Segment Open

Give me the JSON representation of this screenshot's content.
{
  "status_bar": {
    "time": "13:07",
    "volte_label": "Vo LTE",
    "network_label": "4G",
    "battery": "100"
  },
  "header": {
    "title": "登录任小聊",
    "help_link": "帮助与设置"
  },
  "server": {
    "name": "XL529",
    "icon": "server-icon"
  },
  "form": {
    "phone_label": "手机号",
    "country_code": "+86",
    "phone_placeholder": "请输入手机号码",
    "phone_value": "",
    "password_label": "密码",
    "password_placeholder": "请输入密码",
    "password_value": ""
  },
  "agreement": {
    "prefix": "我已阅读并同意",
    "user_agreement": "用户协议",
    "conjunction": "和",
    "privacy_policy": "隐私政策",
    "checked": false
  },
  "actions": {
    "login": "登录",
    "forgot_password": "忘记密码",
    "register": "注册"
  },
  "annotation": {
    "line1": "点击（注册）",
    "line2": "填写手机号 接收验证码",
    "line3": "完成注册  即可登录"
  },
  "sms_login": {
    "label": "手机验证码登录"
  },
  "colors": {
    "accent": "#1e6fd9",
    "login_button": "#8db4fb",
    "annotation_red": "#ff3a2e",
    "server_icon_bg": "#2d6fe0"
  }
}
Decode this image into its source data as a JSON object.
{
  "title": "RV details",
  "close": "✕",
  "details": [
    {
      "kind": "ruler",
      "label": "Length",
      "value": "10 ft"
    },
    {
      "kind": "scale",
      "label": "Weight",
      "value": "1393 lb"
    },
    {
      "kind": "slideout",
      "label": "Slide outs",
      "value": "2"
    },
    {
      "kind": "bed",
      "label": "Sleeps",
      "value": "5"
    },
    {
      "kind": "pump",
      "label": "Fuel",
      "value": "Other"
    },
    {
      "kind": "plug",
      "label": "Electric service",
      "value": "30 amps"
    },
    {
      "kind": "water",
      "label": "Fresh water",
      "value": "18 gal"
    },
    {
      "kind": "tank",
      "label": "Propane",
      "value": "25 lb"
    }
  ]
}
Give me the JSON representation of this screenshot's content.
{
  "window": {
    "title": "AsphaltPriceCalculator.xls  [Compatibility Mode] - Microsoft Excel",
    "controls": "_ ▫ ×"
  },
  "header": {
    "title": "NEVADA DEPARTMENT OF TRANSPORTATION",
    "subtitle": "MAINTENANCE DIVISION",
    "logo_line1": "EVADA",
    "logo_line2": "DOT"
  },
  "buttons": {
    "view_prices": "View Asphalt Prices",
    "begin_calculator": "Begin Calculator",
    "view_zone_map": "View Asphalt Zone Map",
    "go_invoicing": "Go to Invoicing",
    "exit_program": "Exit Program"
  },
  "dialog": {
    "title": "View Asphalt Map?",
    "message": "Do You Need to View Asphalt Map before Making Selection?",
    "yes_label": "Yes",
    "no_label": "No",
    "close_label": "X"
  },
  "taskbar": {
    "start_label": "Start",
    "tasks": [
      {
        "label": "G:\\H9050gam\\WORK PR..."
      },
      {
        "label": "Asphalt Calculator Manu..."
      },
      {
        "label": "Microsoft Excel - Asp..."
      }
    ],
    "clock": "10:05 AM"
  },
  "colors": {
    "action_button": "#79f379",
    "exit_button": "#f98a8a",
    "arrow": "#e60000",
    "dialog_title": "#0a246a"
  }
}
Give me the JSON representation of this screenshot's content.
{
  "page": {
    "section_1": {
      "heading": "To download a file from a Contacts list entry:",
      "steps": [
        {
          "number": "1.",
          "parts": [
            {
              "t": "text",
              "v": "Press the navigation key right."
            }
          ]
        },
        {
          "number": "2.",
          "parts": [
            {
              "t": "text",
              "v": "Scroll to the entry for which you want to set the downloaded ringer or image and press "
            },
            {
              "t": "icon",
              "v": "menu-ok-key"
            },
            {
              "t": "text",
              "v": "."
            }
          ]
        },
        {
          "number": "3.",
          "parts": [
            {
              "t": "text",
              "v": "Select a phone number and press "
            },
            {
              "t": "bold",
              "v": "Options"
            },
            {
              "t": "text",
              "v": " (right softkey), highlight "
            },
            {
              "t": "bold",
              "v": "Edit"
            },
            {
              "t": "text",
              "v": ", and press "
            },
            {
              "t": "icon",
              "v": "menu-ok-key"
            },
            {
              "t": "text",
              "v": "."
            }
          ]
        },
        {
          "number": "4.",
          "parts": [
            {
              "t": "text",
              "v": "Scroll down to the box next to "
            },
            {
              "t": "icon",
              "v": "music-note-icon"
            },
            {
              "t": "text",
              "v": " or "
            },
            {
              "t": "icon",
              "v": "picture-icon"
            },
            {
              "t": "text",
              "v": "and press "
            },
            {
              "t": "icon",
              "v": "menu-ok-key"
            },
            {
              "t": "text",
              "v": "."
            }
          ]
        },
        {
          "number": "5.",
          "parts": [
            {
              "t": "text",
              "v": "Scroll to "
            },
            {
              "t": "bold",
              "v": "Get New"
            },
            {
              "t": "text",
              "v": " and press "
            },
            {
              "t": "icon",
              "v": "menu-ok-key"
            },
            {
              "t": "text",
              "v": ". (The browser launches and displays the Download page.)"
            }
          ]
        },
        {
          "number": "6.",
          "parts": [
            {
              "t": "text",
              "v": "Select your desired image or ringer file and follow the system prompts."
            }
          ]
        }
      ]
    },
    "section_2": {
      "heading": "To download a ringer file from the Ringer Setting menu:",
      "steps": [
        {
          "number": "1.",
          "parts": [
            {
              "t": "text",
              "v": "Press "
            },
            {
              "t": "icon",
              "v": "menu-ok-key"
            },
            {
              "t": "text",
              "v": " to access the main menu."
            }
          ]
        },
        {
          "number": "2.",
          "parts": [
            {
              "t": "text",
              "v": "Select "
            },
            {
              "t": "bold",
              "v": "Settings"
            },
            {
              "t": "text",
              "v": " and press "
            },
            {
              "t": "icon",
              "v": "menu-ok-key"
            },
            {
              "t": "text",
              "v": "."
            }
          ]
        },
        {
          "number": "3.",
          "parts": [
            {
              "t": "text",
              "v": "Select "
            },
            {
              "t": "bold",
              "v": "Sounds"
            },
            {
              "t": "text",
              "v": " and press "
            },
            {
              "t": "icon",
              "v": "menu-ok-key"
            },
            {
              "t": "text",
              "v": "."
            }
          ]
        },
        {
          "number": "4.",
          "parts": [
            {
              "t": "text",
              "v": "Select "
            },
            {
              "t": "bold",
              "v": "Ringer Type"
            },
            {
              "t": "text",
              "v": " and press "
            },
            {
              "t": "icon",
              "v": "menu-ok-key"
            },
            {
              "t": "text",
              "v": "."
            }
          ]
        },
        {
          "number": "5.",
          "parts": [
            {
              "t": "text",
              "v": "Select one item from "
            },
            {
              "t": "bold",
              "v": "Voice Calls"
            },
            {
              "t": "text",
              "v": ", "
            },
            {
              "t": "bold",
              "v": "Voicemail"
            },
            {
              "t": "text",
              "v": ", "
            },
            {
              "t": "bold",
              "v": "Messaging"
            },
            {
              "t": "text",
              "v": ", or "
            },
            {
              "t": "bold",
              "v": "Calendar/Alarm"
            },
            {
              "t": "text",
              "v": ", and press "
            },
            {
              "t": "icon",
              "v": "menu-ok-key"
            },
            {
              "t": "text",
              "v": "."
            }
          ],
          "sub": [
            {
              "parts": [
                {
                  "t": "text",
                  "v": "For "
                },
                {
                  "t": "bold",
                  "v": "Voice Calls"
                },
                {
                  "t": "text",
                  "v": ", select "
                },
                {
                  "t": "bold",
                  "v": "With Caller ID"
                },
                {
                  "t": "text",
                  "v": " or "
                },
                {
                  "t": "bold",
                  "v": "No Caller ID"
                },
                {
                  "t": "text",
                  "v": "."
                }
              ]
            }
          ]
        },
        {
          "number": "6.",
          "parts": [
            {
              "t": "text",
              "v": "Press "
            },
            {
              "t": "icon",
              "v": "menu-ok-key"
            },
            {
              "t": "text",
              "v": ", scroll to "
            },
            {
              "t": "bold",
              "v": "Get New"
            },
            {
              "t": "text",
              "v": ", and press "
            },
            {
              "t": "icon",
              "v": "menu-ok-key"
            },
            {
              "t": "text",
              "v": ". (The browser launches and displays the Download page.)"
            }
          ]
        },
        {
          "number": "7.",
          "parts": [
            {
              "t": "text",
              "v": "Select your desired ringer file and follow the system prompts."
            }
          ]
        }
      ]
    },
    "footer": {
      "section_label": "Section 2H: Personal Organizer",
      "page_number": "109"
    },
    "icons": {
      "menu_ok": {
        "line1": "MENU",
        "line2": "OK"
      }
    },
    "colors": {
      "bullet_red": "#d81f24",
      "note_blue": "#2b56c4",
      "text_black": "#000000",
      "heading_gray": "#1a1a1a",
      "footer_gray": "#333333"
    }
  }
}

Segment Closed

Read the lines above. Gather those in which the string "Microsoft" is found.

Worked solution -
    "title": "AsphaltPriceCalculator.xls  [Compatibility Mode] - Microsoft Excel",
        "label": "Microsoft Excel - Asp..."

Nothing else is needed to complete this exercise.